G. Know is an up-and-coming San Diego, CA-based producer, who began producing when he had turned 17. Influenced by artists like Flume, Medasin and Rustie, G. Know delved into sampling vinyl and drumbreaks on an MPC; but over the last few years, the San Diego-based producer has received attention for a sound that he feels aligns with his love of emotional bass music, which has resulted in the release of his debut EP Left Brain and a series of follow-up singles, including a reworking of French house music act, Stardust’s classic “Music Sounds Better With You,” that he has titled “YOU.” as G. Know explains in press notes “‘You’ is my little interpretation of the classic tune ‘Music Sounds Better With You’ by Stardust. This tune gave me heavy feels from a young age and I always wanted to flip it into something a little more relevant. For nostalgia’s sake I kept the vocal the same while adding some fun wobbly synths and a thick sub to convey a deeper emotion than the original and wrapped it up with a funky jersey club style breakdown. ”

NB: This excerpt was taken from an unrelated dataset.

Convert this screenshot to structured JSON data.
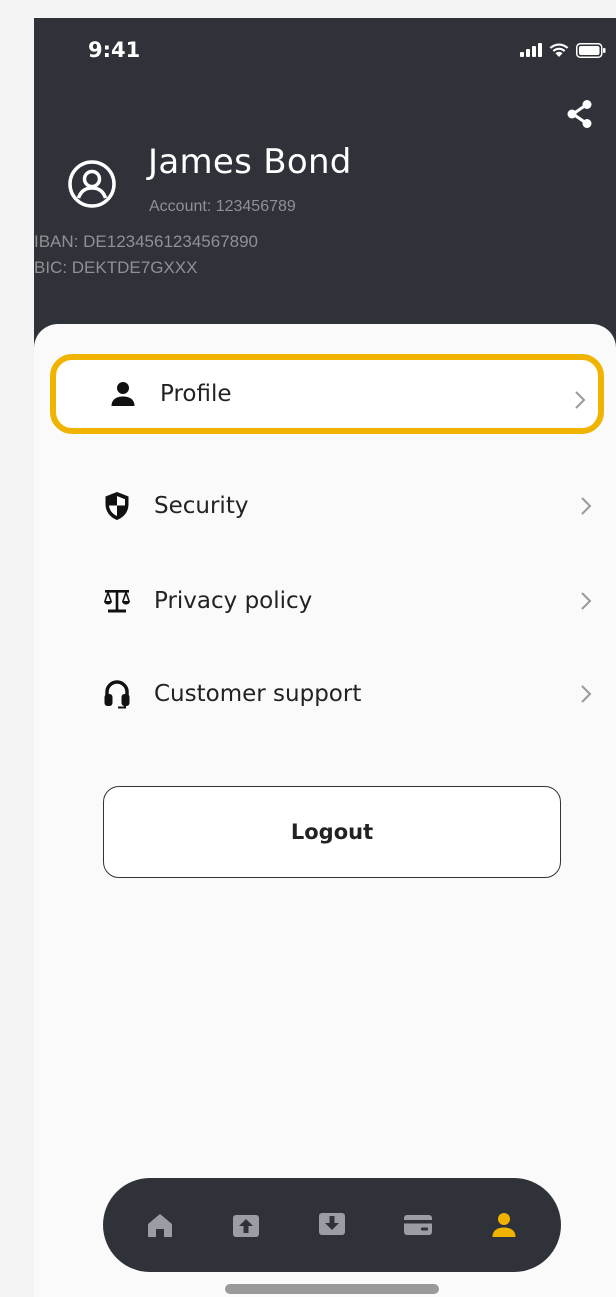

The result is a stomping club banger with stuttering drum programming, wobbling synths and tweeter and woofer rocking low-end that swoons with an urgent Romanticism.